▸ Goal of the exercise
Each line of the data below that carries the word "JSON" needs to be copied.

*** Information given ***

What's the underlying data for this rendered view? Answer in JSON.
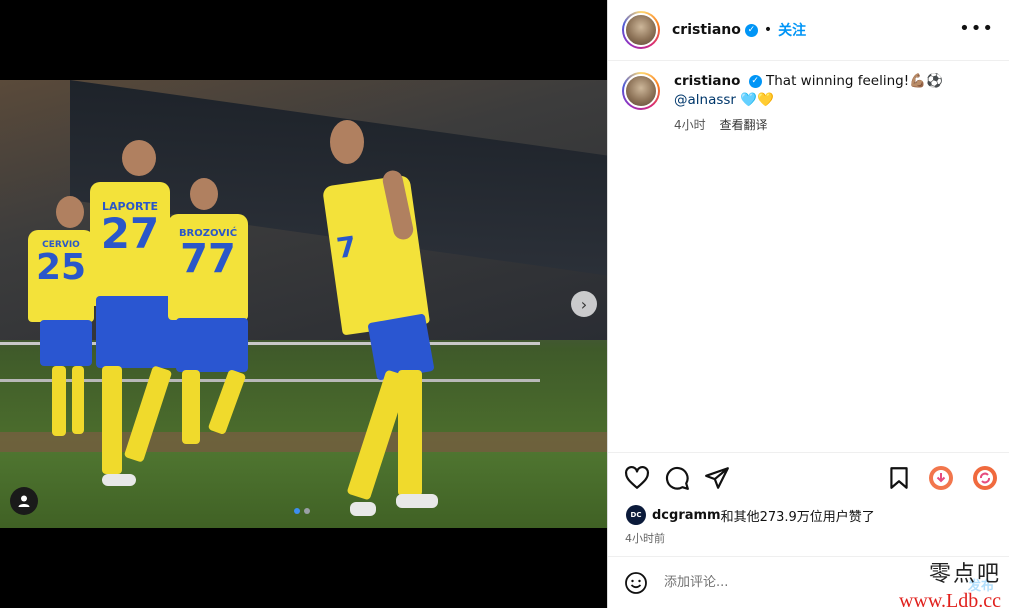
{
  "post": {
    "username": "cristiano",
    "separator": "•",
    "follow_label": "关注",
    "more_icon": "more-horizontal-icon",
    "caption_text": "That winning feeling!",
    "caption_emojis": "💪🏽⚽",
    "mention": "@alnassr",
    "mention_emojis": "🩵💛",
    "time_short": "4小时",
    "translate_label": "查看翻译",
    "liked_by_user": "dcgramm",
    "liked_by_avatar_text": "DC",
    "likes_text": "和其他273.9万位用户赞了",
    "time_ago": "4小时前",
    "comment_placeholder": "添加评论...",
    "post_label": "发布"
  },
  "media": {
    "jersey_numbers": [
      "25",
      "27",
      "77",
      "7"
    ],
    "jersey_names": [
      "CERVIO",
      "LAPORTE",
      "BROZOVIĆ"
    ],
    "carousel_index": 1,
    "carousel_total": 2
  },
  "watermark": {
    "zh": "零点吧",
    "url": "www.Ldb.cc"
  },
  "colors": {
    "accent": "#0095f6",
    "jersey_yellow": "#f3e23a",
    "shorts_blue": "#2a56d1"
  }
}
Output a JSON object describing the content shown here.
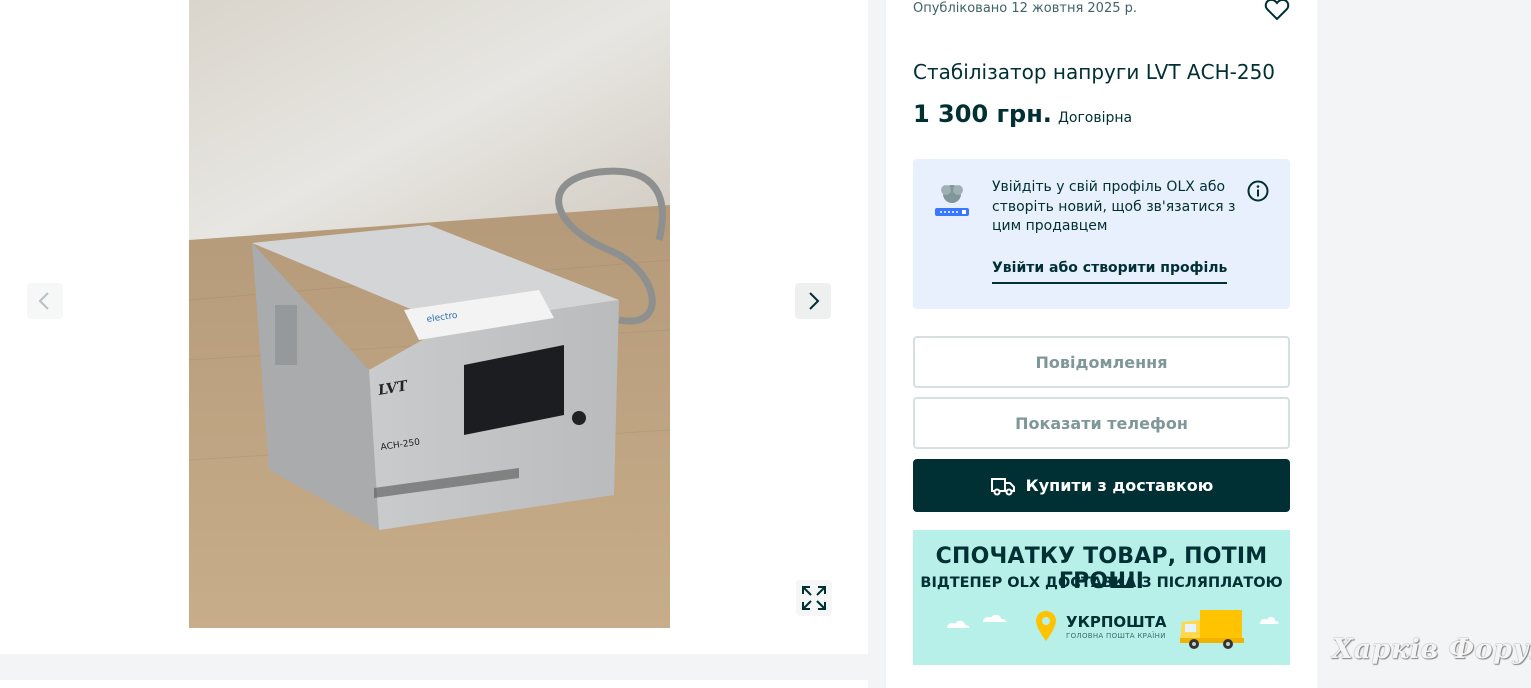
{
  "listing": {
    "published": "Опубліковано 12 жовтня 2025 р.",
    "title": "Стабілізатор напруги LVT АСН-250",
    "price": "1 300 грн.",
    "price_note": "Договірна"
  },
  "gallery": {
    "prev_icon": "chevron-left-icon",
    "next_icon": "chevron-right-icon",
    "expand_icon": "expand-icon",
    "device_brand": "LVT",
    "device_model": "АСН-250"
  },
  "login_prompt": {
    "text": "Увійдіть у свій профіль OLX або створіть новий, щоб зв'язатися з цим продавцем",
    "link": "Увійти або створити профіль"
  },
  "actions": {
    "message": "Повідомлення",
    "phone": "Показати телефон",
    "buy": "Купити з доставкою"
  },
  "promo": {
    "line1": "СПОЧАТКУ ТОВАР, ПОТІМ ГРОШІ",
    "line2": "ВІДТЕПЕР OLX ДОСТАВКА З ПІСЛЯПЛАТОЮ",
    "brand": "УКРПОШТА",
    "brand_sub": "ГОЛОВНА ПОШТА КРАЇНИ"
  },
  "watermark": "Харків Форум",
  "colors": {
    "primary": "#002f34",
    "login_bg": "#e8f0fd",
    "promo_bg": "#b7f0e8",
    "ukrposhta_yellow": "#ffc300"
  }
}
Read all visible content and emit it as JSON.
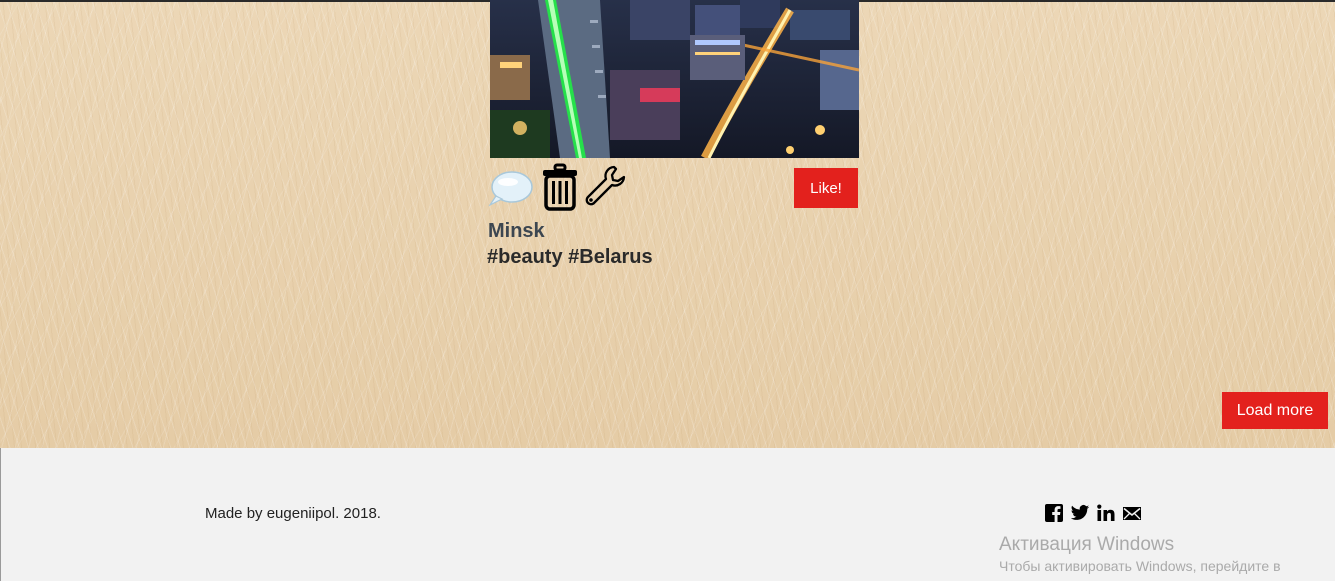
{
  "post": {
    "image_alt": "Minsk night city view",
    "title": "Minsk",
    "tags": "#beauty #Belarus",
    "like_label": "Like!",
    "icons": [
      "speech-bubble-icon",
      "trash-icon",
      "wrench-icon"
    ]
  },
  "feed": {
    "load_more_label": "Load more"
  },
  "footer": {
    "credits": "Made by eugeniipol. 2018.",
    "social": [
      "facebook-icon",
      "twitter-icon",
      "linkedin-icon",
      "mail-icon"
    ]
  },
  "windows_watermark": {
    "title": "Активация Windows",
    "subtitle": "Чтобы активировать Windows, перейдите в"
  },
  "colors": {
    "accent": "#e3211d",
    "background": "#e9d3b1",
    "footer": "#f2f2f2"
  }
}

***

▸ Task output
What's the underlying data for this rendered view? Answer in JSON.
Output a JSON object describing the content shown here.
Read all visible content and emit it as JSON.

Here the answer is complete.